Recorded data:

- Opening Delimiter -

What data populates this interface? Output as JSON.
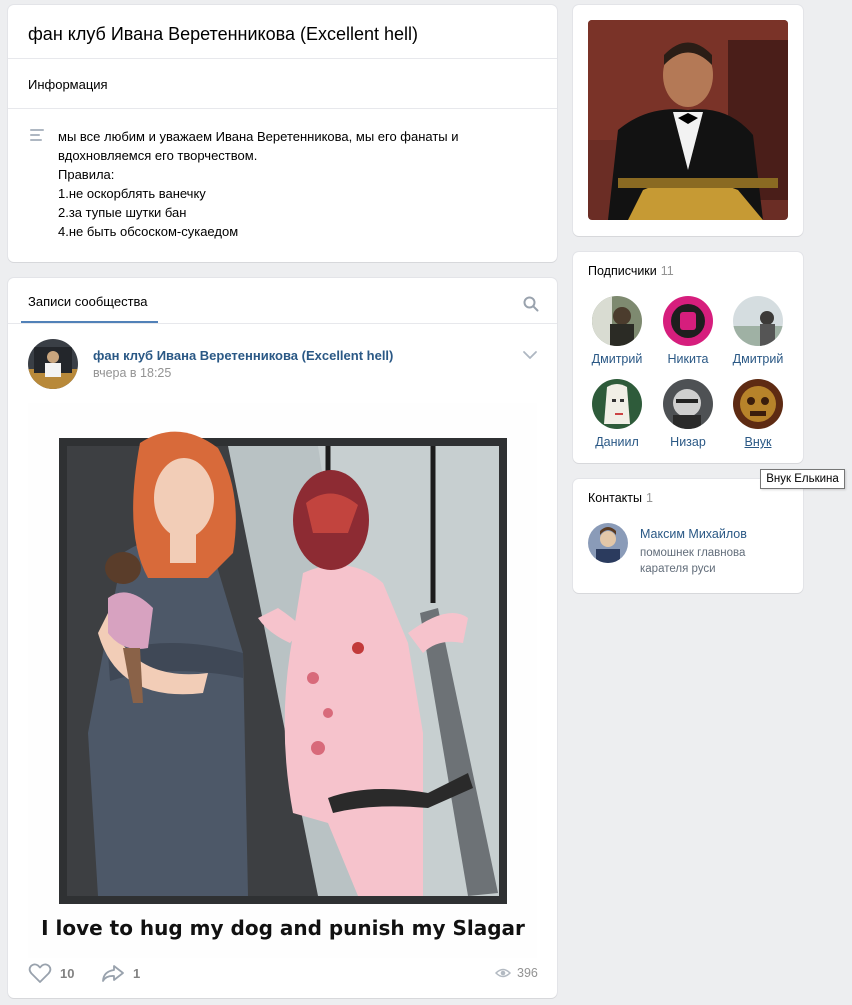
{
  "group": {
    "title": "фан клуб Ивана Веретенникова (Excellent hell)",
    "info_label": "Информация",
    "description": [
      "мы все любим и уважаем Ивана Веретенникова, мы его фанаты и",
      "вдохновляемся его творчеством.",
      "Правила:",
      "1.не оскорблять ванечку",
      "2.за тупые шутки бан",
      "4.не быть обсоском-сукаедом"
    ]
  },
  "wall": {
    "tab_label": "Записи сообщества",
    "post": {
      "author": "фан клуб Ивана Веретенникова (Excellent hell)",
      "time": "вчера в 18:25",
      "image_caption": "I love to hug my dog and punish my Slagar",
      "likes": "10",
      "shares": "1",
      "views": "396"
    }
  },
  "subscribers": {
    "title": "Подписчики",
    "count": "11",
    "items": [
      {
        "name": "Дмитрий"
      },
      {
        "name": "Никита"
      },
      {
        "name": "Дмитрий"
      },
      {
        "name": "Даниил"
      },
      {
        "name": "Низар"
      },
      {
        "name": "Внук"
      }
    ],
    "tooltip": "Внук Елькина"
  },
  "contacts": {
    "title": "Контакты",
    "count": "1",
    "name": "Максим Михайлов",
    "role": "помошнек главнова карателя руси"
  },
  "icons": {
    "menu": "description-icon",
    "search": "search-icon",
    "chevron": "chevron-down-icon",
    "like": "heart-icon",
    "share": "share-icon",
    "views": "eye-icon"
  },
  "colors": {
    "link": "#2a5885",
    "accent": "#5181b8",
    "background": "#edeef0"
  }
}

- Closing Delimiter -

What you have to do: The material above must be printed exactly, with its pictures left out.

Answer to this task:
What data populates this interface? Output as JSON.
{
  "group": {
    "title": "фан клуб Ивана Веретенникова (Excellent hell)",
    "info_label": "Информация",
    "description": [
      "мы все любим и уважаем Ивана Веретенникова, мы его фанаты и",
      "вдохновляемся его творчеством.",
      "Правила:",
      "1.не оскорблять ванечку",
      "2.за тупые шутки бан",
      "4.не быть обсоском-сукаедом"
    ]
  },
  "wall": {
    "tab_label": "Записи сообщества",
    "post": {
      "author": "фан клуб Ивана Веретенникова (Excellent hell)",
      "time": "вчера в 18:25",
      "image_caption": "I love to hug my dog and punish my Slagar",
      "likes": "10",
      "shares": "1",
      "views": "396"
    }
  },
  "subscribers": {
    "title": "Подписчики",
    "count": "11",
    "items": [
      {
        "name": "Дмитрий"
      },
      {
        "name": "Никита"
      },
      {
        "name": "Дмитрий"
      },
      {
        "name": "Даниил"
      },
      {
        "name": "Низар"
      },
      {
        "name": "Внук"
      }
    ],
    "tooltip": "Внук Елькина"
  },
  "contacts": {
    "title": "Контакты",
    "count": "1",
    "name": "Максим Михайлов",
    "role": "помошнек главнова карателя руси"
  },
  "icons": {
    "menu": "description-icon",
    "search": "search-icon",
    "chevron": "chevron-down-icon",
    "like": "heart-icon",
    "share": "share-icon",
    "views": "eye-icon"
  },
  "colors": {
    "link": "#2a5885",
    "accent": "#5181b8",
    "background": "#edeef0"
  }
}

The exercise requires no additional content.